Borrell told journalists during a meeting of EU military ministers in Brussels on Tuesday that the “latest figures are actually much better than we had just some 10 days ago.” Since March 20, member states have also armed Kiev with 1,300 missiles, according to the source.

“At this rate, we’ll be able to meet our 1 million target,” the diplomat projected.

According to Politico, unidentified officials estimate that the overall worth of the donations is around €860 million ($926 million).

The EU has pledged to refund nearly half of the amount, allocating €1 billion to this purpose.

Brussels’ plan is divided into three stages, the first of which calls for the allocation of ammunition from member states’ existing supplies. In the second phase, countries will pool their resources to buy more shells from European defense producers.

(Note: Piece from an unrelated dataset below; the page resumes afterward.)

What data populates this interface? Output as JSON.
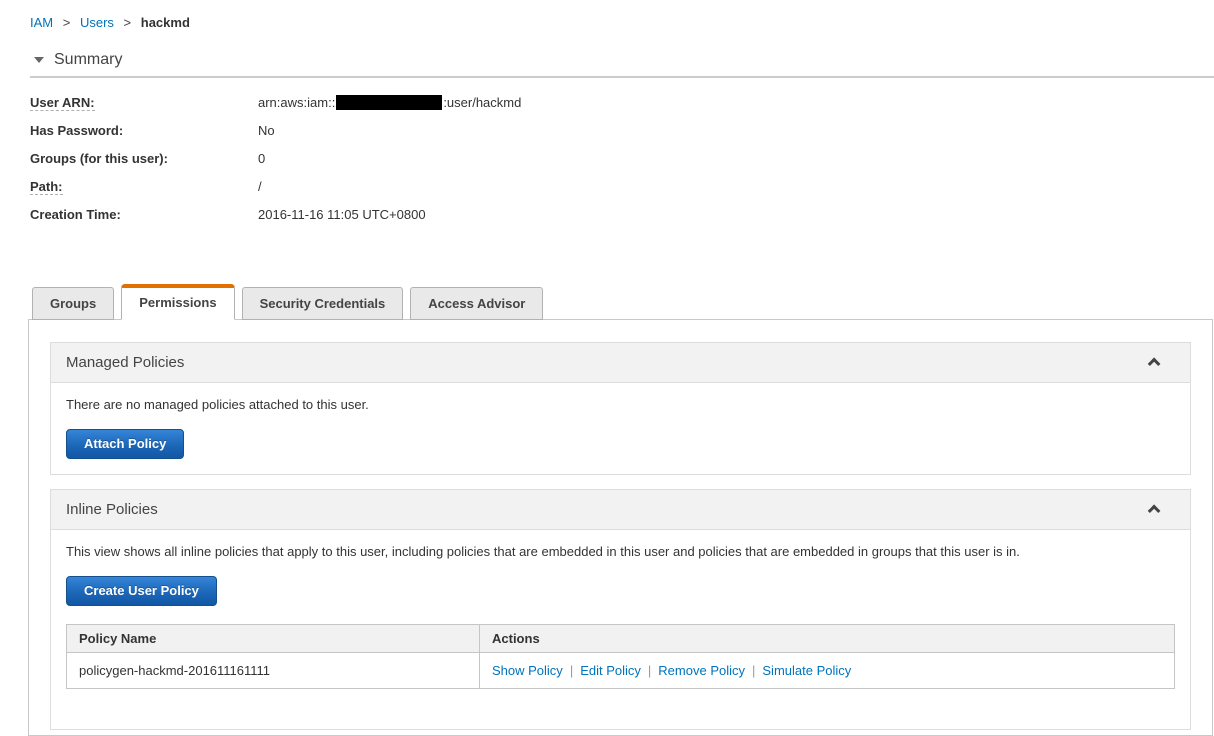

The plan’s last stage aims to increase the bloc’s overall ability to produce munitions and military equipment.

The EU has already budgeted an additional €1 billion for the second phase.

Borrell disclosed earlier this month that “total EU military support to Ukraine” had reached €5.6 billion ($6 billion).

However, some high-ranking officials, notably Estonian Defense Minister Hanno Pevkur and his German colleague Boris Pistorius, expressed reservations on Monday about European arms manufacturers’ capacity to ramp up production rapidly enough.

The New York Times reported last month that Western nations were falling short in their efforts to equip Ukraine with the necessary quantities of weaponry and explosives. The document also cautioned that it would take “years” for EU and US companies to catch up with Kiev’s “essentially limitless demand.”

At the same time, Ukrainian Foreign Minister Dmitry Kuleba urged EU member states to expedite deliveries.

Meanwhile, Russia has repeatedly warned that increasing Western military support for Ukraine will simply prolong the carnage and could lead to a direct conflict between Russia and NATO.